TASK DIRECTIONS
Within these entries, which lines include the string "title"? Copy each one.
MATERIAL FOR THE TASK Start Marker
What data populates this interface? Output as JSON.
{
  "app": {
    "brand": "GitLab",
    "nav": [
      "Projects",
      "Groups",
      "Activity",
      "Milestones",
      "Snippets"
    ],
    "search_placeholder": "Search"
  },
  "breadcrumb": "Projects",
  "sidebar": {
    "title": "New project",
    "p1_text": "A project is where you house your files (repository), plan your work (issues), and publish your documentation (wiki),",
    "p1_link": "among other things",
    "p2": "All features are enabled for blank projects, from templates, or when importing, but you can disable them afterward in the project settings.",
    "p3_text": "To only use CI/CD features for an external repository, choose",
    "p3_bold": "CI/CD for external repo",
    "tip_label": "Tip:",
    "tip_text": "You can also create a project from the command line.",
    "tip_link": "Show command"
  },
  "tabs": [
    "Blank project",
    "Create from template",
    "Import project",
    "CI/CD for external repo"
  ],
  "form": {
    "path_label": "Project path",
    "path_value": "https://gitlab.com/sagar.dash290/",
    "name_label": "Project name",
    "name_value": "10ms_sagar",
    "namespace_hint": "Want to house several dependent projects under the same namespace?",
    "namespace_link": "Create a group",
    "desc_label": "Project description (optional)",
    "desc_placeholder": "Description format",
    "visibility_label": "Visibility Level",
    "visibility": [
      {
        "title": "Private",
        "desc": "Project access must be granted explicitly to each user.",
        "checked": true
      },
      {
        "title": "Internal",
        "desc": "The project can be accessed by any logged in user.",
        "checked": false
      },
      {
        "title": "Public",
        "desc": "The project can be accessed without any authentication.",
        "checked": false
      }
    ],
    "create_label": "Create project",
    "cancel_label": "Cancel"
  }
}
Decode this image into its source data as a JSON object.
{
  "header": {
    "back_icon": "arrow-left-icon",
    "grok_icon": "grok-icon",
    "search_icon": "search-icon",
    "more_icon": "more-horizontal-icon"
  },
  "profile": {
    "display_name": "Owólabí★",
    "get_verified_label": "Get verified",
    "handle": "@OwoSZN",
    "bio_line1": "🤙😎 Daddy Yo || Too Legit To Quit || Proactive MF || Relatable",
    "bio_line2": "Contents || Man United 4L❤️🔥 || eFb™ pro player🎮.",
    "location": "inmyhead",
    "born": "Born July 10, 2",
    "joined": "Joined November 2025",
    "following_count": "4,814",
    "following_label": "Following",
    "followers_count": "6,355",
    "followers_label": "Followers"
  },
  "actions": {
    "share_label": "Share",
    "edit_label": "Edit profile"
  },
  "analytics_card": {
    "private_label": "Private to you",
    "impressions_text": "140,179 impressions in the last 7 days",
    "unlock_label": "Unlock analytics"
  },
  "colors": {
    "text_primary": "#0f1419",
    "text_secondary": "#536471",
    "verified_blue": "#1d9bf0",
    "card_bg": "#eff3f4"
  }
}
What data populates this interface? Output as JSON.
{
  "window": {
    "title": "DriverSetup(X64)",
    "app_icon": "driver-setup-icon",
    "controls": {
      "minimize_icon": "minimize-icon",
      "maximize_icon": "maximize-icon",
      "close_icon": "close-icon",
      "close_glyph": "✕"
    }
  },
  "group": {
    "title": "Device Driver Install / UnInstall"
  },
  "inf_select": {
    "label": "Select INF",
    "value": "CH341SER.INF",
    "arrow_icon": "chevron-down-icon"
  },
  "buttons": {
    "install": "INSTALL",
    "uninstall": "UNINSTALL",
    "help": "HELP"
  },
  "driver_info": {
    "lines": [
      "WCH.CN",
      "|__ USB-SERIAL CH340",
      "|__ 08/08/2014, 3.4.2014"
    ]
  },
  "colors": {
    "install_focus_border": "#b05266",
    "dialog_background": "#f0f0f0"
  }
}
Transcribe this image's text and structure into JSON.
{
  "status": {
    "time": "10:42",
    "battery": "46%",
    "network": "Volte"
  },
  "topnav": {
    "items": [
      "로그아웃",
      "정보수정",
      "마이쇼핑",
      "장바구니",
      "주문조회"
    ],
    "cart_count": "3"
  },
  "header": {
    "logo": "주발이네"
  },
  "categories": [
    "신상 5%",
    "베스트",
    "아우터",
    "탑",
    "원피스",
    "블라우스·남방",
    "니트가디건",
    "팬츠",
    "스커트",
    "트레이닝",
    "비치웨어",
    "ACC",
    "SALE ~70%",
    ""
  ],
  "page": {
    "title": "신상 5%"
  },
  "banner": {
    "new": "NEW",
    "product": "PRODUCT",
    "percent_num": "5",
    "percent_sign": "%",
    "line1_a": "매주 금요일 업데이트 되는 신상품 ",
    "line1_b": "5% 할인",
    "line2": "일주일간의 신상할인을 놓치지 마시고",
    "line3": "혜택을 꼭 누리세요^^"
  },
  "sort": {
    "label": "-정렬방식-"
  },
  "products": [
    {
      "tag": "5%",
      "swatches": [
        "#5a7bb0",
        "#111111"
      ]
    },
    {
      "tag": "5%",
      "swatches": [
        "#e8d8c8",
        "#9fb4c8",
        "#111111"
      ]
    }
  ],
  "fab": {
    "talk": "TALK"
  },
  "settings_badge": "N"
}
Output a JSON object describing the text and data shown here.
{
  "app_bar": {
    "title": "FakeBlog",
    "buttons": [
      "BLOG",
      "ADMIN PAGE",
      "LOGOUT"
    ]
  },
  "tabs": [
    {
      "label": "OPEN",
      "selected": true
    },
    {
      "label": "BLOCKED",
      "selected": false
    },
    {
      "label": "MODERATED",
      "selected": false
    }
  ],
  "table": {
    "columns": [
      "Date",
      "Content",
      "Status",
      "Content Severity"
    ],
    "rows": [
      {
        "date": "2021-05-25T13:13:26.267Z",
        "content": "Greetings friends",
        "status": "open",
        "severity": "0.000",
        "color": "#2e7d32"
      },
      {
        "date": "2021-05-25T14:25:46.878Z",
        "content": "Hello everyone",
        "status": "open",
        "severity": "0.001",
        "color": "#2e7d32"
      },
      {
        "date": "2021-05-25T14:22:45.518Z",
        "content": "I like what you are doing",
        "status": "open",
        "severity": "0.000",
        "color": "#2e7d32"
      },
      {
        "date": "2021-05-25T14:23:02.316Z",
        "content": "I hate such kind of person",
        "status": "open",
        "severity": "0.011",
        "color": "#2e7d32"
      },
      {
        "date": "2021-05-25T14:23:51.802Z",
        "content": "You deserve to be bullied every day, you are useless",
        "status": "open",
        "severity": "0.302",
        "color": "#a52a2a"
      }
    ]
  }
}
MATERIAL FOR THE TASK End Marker
ANSWER FOR THIS EXERCISE
    "title": "New project",
        "title": "Private",
        "title": "Internal",
        "title": "Public",
    "title": "DriverSetup(X64)",
    "title": "Device Driver Install / UnInstall"
    "title": "신상 5%"
    "title": "FakeBlog",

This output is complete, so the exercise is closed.